I have summed up for you the top 5 strategies I use to make sure every presentation is a showstopper.
Understand 90 % of Anxiousness Does not Even Show
The reader normally cannot see the telltale symptoms of nervousness. The butterflies, the shaky hands or the sweaty palms. The secret is for you to not focus on them either. You have to focus on the reader. When you do this 2 things will take place: 1) they will like you more, and 2) much of the nervousness that you feel will certainly go away.
Do not Prevent Eye-Contact.
When we fidget, it is a natural response to wish to hide. When you are standing in front of a group of individuals where do you hide? You cannot. So you will certainly have the tendency to look down or look away from your reader. If we can’t see them they can’t see us, right? Incorrect.
The other trick people attempt is to look into the tops of their heads. The idea right here is that by looking a peoples foreheads, they will certainly believe you are looking at them. Wrong once again.
You have to look directly into people’s eyes with kindness. Develop a relationship with the audience through your visual contact. If any individual smiles when you take a look at them, smile back. This will certainly make you, and the reader, feel more at ease and will certainly make your discussion more real.
Identify three people in the reader whom you wish to talk to: One on your left, one in front of you and one on your right. Provide your speech to these three people. Take a look at every one for about 4-5 seconds and “switch target” to the next individual. Don’t maintain eye contact for too long. This will develop an unpleasant scenario. You do not want to creep people out.
By utilizing this strategy, it will provide the impression to the whole reader that you are making eye contact, since you are sweeping the space with your looks.
Do not Say sorry.
Never begin a presentation with an apology. By beginning a presentation with an apology for your uneasiness or for having a cold, you are accentuating something the audience may not have actually noticed. You are also announcing to the reader, “the discussion you will get is less than you should have, but kindly don’t blame me.”
Prevent Rushing Monotone Voice.
A quick paced monotone speech is a foolproof way to make your audience feel unimportant. It will certainly also trigger them to lose focus and become tired. How many lectures did you endure in school listening to a monotone teacher drone on about whatever subject he was teaching? How much of those lectures did you actually bear in mind?

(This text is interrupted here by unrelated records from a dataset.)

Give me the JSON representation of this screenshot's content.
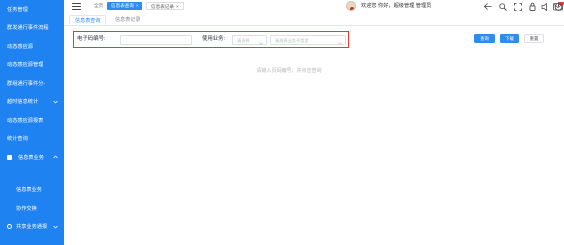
{
  "sidebar": {
    "items": [
      {
        "label": "任务管理",
        "chevron": false
      },
      {
        "label": "群发通行事件流程",
        "chevron": false
      },
      {
        "label": "动态感应源",
        "chevron": false
      },
      {
        "label": "动态感应源管理",
        "chevron": false
      },
      {
        "label": "群组通行事件分-",
        "chevron": false
      },
      {
        "label": "越时信息统计",
        "chevron": true
      },
      {
        "label": "动态感应源报表",
        "chevron": false
      },
      {
        "label": "统计查询",
        "chevron": false
      },
      {
        "label": "信息表业务",
        "chevron": true
      }
    ],
    "sub_items": [
      {
        "label": "信息表业务"
      },
      {
        "label": "协作交换"
      }
    ],
    "radio_item": {
      "label": "共享业务通报",
      "chevron": true
    }
  },
  "topbar": {
    "home_tab": "全页",
    "active_tab": "信息表查询",
    "other_tab": "信息表记录",
    "close_glyph": "×",
    "welcome": "欢迎您 你好，超级管理 管理员",
    "icons": [
      "arrow-left-icon",
      "search-icon",
      "expand-icon",
      "lock-icon",
      "notification-icon",
      "mail-icon",
      "power-icon"
    ],
    "badge_color": "#e53935"
  },
  "inner_tabs": {
    "first": "信息表查询",
    "second": "信息表记录"
  },
  "search": {
    "code_label": "电子码编号:",
    "code_value": "",
    "business_label": "使用业务:",
    "business_placeholder": "请选择",
    "detail_placeholder": "请选择业务子类型"
  },
  "buttons": {
    "query": "查询",
    "download": "下载",
    "reset": "重置"
  },
  "empty_hint": "请输入页码编号，并点击查询",
  "colors": {
    "sidebar": "#1e82f0",
    "primary": "#2d8cf0",
    "highlight_border": "#e53935"
  }
}
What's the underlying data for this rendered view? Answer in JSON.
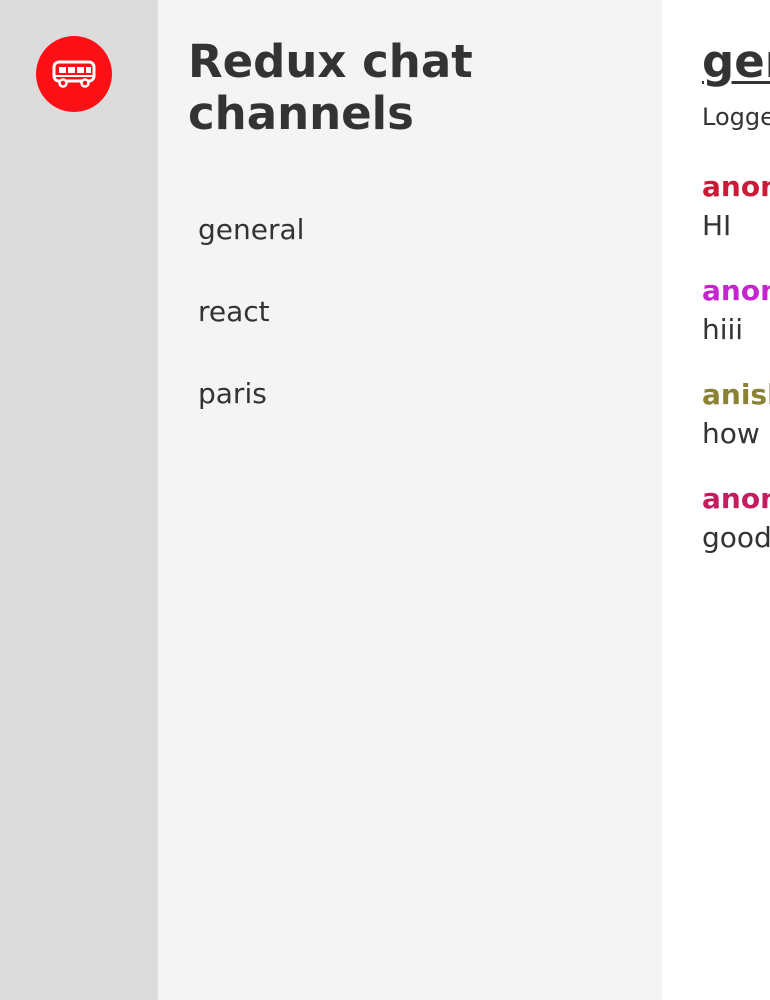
{
  "rail": {
    "logo_icon": "bus-icon",
    "logo_color": "#fd1015"
  },
  "channels": {
    "title": "Redux chat channels",
    "items": [
      {
        "label": "general"
      },
      {
        "label": "react"
      },
      {
        "label": "paris"
      }
    ]
  },
  "chat": {
    "title": "ger",
    "logged_as": "Logge",
    "messages": [
      {
        "author": "anon",
        "text": "HI",
        "color": "#cc1a36"
      },
      {
        "author": "anon",
        "text": "hiii",
        "color": "#c525d0"
      },
      {
        "author": "anish",
        "text": "how a",
        "color": "#8c8234"
      },
      {
        "author": "anon",
        "text": "good",
        "color": "#c51b5f"
      }
    ]
  }
}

You do not want to subject your audience to this very same torture and you desire them to bear in mind what you discussed.
You can quickly avoid monotone messages. Prior to stating a word think about the value of your message. Consider the elements that produce enthusiastic sensations. Think about speaking clearly with empathy. Smile. Tell yourself a joke. Take a huge self-confidence breath.

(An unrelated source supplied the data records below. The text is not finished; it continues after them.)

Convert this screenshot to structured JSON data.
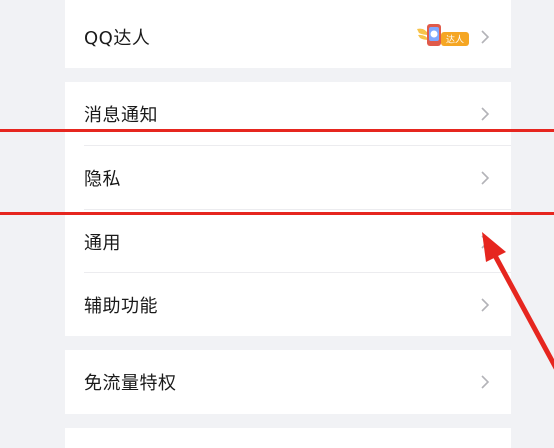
{
  "menu": {
    "qq_talent": "QQ达人",
    "talent_badge_text": "达人",
    "notifications": "消息通知",
    "privacy": "隐私",
    "general": "通用",
    "accessibility": "辅助功能",
    "free_data": "免流量特权"
  },
  "colors": {
    "background": "#f1f2f5",
    "card": "#ffffff",
    "annotation": "#e6261f",
    "badge": "#f5a623"
  },
  "icons": [
    "chevron-right-icon",
    "qq-talent-badge-icon",
    "annotation-arrow"
  ]
}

Use eye-contact, positively say “you,” and flow with the message. If you do, you’ll hear, “I felt like you were speaking specifically to me.” That’s one of the best compliments you can get. And it shows that you’re talking to not AT the audience.
Limit your speak with a few essential points.
Limit your topic to either one essential point for a brief talk, or 3 crucial points for a longer talk (a talk longer than 30-minutes). Ask yourself, “If my audience only remembered one thing from my talk, what would be the most essential thing for them to remember?” The more points your discussion has, the less focus the reader will have on each individual point. Once you have your crucial points, then produce your PowerPoint slides.
If you keep in mind these five vital points, you will certainly be sure to knock-em dead